Oct 13, 2020 - Technology

Apple's events aren't what they used to be

Photo: Apple

Apple will introduce its latest iPhones today using the same format it has employed for more than a decade: a dedicated press event with executives touting how much better the new product is than all the ones that came before it.

Reality check: Apple events aren't nearly as exciting as they used to be. That's especially true since they've gone virtual during the pandemic. But a number of other factors also keep today's hourlong commercials from being as compelling as they used to be.

Updated 1 hour ago - Politics & Policy

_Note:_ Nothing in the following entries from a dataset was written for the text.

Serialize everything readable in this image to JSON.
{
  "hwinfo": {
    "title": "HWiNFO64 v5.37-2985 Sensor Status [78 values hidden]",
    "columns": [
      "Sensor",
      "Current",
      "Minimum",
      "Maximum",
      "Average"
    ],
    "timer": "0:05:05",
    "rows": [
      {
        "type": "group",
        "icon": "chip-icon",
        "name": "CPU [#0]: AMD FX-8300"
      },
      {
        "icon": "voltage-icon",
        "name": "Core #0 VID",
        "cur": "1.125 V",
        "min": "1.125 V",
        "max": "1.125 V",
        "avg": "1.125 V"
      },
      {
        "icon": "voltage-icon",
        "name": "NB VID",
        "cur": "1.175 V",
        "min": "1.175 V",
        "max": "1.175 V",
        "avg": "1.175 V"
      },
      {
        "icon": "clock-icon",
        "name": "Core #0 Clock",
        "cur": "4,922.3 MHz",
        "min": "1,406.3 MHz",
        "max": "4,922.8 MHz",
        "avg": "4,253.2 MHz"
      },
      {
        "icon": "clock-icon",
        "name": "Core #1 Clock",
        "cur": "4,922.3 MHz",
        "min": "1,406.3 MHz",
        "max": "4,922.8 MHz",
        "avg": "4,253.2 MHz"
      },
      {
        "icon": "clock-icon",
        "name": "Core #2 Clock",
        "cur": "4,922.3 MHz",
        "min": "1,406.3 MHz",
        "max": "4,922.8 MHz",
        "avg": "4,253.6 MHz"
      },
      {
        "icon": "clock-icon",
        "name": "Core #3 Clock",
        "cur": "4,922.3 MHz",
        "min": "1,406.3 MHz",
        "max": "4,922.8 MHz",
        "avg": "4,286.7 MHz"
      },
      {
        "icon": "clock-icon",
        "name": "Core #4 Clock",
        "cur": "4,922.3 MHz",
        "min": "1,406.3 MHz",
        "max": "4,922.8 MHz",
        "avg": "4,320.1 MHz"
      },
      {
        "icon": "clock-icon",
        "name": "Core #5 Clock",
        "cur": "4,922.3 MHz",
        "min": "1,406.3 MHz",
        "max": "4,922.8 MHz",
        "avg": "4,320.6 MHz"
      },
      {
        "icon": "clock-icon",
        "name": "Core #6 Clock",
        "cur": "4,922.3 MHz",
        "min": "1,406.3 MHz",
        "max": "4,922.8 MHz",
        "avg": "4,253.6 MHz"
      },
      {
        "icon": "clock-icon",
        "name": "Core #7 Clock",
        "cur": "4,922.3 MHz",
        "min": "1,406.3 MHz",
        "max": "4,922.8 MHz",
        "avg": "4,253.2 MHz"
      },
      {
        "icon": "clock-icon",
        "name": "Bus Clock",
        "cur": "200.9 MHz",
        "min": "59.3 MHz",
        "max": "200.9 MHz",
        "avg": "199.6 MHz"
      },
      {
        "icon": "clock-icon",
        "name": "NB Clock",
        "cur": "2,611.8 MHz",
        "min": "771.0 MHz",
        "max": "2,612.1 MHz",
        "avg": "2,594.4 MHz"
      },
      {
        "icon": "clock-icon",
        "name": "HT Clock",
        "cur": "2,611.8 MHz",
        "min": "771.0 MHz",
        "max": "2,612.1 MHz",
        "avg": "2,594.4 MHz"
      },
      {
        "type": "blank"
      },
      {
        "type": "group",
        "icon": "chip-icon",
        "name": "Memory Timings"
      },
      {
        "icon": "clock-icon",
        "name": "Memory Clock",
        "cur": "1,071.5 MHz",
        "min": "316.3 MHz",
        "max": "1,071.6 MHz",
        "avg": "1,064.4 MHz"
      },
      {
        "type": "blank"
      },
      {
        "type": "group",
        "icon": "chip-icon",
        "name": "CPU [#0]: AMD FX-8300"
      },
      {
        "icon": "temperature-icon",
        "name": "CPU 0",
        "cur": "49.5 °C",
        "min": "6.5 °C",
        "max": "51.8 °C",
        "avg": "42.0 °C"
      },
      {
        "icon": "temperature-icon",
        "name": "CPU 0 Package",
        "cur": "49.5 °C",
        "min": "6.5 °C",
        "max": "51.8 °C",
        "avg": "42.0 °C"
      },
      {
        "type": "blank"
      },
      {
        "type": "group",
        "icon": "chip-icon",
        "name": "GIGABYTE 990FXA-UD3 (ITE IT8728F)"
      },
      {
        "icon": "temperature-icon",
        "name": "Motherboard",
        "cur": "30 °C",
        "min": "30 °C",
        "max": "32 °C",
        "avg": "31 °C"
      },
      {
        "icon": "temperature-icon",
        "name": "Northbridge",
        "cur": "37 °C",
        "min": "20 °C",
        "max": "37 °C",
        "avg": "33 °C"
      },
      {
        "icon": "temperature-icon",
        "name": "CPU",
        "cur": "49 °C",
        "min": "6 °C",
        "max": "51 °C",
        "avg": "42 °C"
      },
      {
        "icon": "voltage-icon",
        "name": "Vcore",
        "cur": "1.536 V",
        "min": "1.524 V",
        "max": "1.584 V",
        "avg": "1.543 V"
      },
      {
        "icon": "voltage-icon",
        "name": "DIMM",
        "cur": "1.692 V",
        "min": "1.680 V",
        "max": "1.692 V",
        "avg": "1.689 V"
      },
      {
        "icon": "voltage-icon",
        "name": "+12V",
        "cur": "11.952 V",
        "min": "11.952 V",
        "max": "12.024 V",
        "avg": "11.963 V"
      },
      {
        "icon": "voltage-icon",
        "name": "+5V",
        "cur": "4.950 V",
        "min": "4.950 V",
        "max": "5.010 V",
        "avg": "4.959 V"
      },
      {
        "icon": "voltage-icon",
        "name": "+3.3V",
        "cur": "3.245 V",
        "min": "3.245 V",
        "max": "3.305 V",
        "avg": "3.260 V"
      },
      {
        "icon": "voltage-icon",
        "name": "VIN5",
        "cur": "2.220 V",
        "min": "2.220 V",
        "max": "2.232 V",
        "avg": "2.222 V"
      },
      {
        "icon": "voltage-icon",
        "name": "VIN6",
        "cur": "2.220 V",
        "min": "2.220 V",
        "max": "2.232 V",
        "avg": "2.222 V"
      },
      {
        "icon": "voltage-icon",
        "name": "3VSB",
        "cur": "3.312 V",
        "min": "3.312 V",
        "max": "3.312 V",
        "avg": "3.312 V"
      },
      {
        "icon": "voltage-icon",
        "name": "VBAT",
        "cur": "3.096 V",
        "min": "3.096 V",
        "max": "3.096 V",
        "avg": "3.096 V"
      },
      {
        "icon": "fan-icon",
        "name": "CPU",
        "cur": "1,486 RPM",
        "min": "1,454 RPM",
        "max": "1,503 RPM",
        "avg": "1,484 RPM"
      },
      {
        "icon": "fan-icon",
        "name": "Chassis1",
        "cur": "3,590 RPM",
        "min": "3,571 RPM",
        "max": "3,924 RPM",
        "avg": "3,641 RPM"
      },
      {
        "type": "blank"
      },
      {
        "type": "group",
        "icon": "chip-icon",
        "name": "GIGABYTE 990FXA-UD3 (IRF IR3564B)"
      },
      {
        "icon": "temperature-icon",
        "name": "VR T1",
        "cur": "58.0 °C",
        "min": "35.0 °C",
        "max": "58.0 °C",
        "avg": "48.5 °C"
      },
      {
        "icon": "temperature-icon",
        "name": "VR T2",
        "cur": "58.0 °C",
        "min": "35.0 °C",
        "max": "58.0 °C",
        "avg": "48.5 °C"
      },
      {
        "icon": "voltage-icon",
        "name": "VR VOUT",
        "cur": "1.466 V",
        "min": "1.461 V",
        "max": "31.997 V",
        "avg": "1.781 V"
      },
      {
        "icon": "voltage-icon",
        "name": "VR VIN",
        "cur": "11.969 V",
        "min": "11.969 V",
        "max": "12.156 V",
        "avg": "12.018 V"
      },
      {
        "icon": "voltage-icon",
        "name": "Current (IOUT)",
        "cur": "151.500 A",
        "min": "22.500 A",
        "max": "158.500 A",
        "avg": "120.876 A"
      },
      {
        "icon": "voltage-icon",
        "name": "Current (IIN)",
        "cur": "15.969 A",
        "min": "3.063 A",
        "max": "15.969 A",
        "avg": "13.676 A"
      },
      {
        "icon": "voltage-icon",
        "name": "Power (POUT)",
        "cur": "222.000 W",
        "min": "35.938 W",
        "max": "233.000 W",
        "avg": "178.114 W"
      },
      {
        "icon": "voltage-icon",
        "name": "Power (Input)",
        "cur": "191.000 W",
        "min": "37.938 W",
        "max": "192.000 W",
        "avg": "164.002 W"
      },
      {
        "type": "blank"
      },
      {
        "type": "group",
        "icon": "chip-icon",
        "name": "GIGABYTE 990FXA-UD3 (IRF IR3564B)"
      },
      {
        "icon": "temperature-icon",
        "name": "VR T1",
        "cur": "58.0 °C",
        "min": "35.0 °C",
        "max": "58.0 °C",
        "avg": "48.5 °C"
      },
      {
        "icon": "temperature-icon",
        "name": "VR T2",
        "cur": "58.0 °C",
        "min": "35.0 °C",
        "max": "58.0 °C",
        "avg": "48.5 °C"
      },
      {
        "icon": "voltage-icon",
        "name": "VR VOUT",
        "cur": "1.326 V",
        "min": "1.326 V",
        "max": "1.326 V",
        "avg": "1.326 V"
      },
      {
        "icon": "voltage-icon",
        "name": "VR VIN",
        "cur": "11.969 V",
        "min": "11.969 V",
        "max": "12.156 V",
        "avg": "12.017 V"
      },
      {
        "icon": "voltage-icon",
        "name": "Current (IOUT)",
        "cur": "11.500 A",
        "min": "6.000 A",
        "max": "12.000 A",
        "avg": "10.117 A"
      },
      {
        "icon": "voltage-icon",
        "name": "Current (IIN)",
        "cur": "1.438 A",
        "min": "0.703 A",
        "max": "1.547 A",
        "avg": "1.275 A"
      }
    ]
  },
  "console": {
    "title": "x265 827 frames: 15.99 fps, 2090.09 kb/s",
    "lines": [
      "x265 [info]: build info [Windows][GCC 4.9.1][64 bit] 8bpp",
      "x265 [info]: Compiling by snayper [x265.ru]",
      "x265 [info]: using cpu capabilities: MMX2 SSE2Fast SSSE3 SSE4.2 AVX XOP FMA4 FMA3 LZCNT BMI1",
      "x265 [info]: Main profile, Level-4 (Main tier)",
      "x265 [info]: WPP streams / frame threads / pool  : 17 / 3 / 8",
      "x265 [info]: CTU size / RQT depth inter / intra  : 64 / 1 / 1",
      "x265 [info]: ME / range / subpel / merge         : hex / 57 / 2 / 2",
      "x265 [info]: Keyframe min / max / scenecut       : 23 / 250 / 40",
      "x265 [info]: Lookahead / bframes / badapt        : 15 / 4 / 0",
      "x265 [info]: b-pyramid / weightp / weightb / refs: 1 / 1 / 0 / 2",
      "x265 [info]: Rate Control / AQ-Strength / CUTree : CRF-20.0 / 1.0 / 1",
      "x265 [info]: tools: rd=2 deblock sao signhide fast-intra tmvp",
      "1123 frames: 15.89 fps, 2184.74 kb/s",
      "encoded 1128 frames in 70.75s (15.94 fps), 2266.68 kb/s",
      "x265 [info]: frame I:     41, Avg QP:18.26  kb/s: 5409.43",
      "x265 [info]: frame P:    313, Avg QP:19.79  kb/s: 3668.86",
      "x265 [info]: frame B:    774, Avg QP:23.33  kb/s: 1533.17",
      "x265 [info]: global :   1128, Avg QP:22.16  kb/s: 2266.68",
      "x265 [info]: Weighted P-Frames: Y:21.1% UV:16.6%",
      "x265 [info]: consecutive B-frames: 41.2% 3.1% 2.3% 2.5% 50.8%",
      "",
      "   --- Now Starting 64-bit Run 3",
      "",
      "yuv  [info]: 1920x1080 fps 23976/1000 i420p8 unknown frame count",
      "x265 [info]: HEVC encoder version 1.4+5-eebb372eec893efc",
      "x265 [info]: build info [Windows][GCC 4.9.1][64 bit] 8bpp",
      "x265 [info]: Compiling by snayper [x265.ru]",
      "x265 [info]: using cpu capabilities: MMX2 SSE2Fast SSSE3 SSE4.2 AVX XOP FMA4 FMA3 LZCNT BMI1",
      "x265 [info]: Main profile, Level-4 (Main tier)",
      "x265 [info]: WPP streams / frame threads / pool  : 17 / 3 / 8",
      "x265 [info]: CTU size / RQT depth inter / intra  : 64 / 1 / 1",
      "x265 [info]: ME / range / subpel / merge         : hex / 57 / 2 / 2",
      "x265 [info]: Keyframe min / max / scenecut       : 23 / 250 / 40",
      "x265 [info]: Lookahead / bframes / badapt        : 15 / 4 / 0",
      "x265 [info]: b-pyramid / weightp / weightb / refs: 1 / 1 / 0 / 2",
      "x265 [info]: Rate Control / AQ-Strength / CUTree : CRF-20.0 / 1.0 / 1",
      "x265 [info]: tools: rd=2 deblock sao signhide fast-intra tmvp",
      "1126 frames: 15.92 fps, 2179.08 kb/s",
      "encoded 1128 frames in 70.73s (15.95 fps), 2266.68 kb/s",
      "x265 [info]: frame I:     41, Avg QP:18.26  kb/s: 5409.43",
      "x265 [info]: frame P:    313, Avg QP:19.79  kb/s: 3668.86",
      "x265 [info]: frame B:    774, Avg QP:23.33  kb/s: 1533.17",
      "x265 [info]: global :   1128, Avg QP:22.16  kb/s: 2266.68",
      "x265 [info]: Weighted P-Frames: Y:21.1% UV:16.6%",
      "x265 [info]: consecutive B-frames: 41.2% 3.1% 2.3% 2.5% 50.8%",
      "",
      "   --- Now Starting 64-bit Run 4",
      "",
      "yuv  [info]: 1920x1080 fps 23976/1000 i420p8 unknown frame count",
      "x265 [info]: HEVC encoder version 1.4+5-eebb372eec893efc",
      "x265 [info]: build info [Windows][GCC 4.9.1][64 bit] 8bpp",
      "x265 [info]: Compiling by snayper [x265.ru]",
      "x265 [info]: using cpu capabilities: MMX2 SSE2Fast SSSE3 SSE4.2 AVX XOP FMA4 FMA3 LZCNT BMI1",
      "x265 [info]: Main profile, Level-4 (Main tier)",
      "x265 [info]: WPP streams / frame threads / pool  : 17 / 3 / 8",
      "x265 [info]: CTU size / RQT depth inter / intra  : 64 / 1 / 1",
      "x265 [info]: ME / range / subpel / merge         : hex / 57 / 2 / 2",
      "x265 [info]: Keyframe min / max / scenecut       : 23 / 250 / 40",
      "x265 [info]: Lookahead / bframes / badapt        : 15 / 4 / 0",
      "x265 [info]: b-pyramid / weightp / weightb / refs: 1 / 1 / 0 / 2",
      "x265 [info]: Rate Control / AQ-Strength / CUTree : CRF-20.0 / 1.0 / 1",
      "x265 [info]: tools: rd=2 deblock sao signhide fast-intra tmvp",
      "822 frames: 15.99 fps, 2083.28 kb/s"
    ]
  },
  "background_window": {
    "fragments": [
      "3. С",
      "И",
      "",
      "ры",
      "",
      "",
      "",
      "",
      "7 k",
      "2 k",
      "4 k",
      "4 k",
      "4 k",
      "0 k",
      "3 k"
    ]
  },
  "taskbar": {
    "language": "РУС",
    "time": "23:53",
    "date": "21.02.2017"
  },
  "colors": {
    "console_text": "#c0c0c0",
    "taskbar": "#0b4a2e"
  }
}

Coronavirus dashboard

Illustration: Sarah Grillo/Axios

  1. Politics: Ex-FDA chief: Pence campaigning after COVID exposure puts others at risk — Mark Meadows: "We are not going to control the pandemic"— COVID-19 looms over White House Halloween celebrations.
  2. Health: 13 states set single-day coronavirus case records last week — Fauci says maybe we should mandate masks if people don't wear themU.S. reports over 80,000 new cases for second consecutive day.
  3. World: Italy tightens restrictions Spain declares new state of emergency.

Amy Coney Barrett's immediate impact

Illustration: Eniola Odetunde/Axios

In her first week on the job, Amy Coney Barrett may be deciding which votes to count in the presidential election. By her third week, she’ll be deciding the fate of the Affordable Care Act.

Where it stands: The Senate votes on Barrett’s nomination tomorrow. If she’s confirmed, Chief Justice John Roberts is expected to swear her in at the Supreme Court within hours, an administration official tells Axios.